The Fur Traders

There is ever much pride in my heart when I hear it said that all the trails leading from the Missouri River into the Great West were pointed out to the white people by fur buyers, for my father was well known, and in a friendly way, as one of the most successful of the free traders who had their headquarters at St. Louis.

[Illustration] from Antoine of Oregon by James Otis

It is not for me to say, nor for you to believe, that the fur traders were really the first to travel over these trails, for, as a matter of fact, they were marked out in the early days by the countless numbers of buffaloes, deer, and other animals that always took the most direct road from their feeding places to where water could be found.

Then came the Indians, seeking a trail from one part of the country to another, and they followed in the footsteps of the animals, knowing full well that thereby they would not lack for water, the one thing needful to those who go to and fro in the wilderness.

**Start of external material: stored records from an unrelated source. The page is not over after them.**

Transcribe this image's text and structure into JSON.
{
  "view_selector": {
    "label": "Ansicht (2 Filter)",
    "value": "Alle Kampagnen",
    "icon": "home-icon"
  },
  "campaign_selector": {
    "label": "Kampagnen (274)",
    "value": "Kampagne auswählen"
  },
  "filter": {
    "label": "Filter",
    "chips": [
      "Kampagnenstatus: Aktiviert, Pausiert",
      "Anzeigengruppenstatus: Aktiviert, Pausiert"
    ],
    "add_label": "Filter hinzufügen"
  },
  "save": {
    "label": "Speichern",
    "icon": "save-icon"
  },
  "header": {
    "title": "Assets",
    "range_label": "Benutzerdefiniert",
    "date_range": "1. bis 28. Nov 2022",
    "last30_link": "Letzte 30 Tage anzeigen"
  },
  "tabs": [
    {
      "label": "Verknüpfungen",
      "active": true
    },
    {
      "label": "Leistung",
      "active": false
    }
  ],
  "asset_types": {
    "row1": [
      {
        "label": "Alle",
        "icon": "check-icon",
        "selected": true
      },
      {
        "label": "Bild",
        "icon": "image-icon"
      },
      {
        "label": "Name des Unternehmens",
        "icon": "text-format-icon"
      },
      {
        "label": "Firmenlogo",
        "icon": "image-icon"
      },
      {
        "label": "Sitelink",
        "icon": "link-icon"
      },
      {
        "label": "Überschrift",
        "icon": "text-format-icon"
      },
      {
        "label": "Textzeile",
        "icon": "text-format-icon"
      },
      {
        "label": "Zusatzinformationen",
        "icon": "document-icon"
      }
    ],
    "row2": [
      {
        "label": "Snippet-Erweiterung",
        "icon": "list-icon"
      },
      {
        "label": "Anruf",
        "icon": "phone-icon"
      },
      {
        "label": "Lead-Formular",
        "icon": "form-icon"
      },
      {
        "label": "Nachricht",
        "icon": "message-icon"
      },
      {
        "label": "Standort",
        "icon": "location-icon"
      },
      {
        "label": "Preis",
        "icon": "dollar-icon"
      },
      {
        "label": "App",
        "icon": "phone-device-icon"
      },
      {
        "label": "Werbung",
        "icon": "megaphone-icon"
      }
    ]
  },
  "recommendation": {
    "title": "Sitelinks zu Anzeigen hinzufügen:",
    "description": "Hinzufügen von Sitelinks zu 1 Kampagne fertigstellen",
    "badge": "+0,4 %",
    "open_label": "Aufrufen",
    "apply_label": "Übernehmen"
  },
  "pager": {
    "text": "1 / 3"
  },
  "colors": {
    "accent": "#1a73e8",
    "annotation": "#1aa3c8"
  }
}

Thus it was that the animals and the Indians combined to mark out the most direct roads that could be made, with due regard to the bodily needs of those who traveled from one part of the Great West to another.

As the traders in furs journeyed from tribe to tribe of the Indians, or sought the most favored places for trapping, they learned how white men could go westward from the Missouri River to the Pacific Ocean without fear of dying from hunger or thirst.

My father, Pierre Laclede, was, as I have said, a free trader, which means that he went out into the wilderness with his crew of boatmen and trappers, free from any bargains or duties to the great fur trading companies, such as the Hudson's Bay, the Northwest, and the X. Y.

There were regular battles fought between the hunters and trappers of these great companies in the olden days, when St. Louis was under Spanish rule and had become a famous gathering place for the fur traders.

There were many like my father, who, hiring men to help them, carried into the wilderness goods to be exchanged with the Indians for furs, and, failing in this, set about trapping fur-bearing animals throughout the winter season.

Wonderful sport these same traders had, as I know full well, having been more than once with my father over that trail leading from the Missouri River to the Oregon country.

Then there was the home-corning to St. Louis, when every man forgot the days on which he had been cold or hungry, and no longer heeded the half-healed wounds received in Indian attacks, when he had been forced to defend with his life the furs he had gathered.

Once in St. Louis, what rare times of feasting and making merry, while the furs were being shipped to New Orleans, or bartered to the big companies that were ever on the watch for the return of the free traders!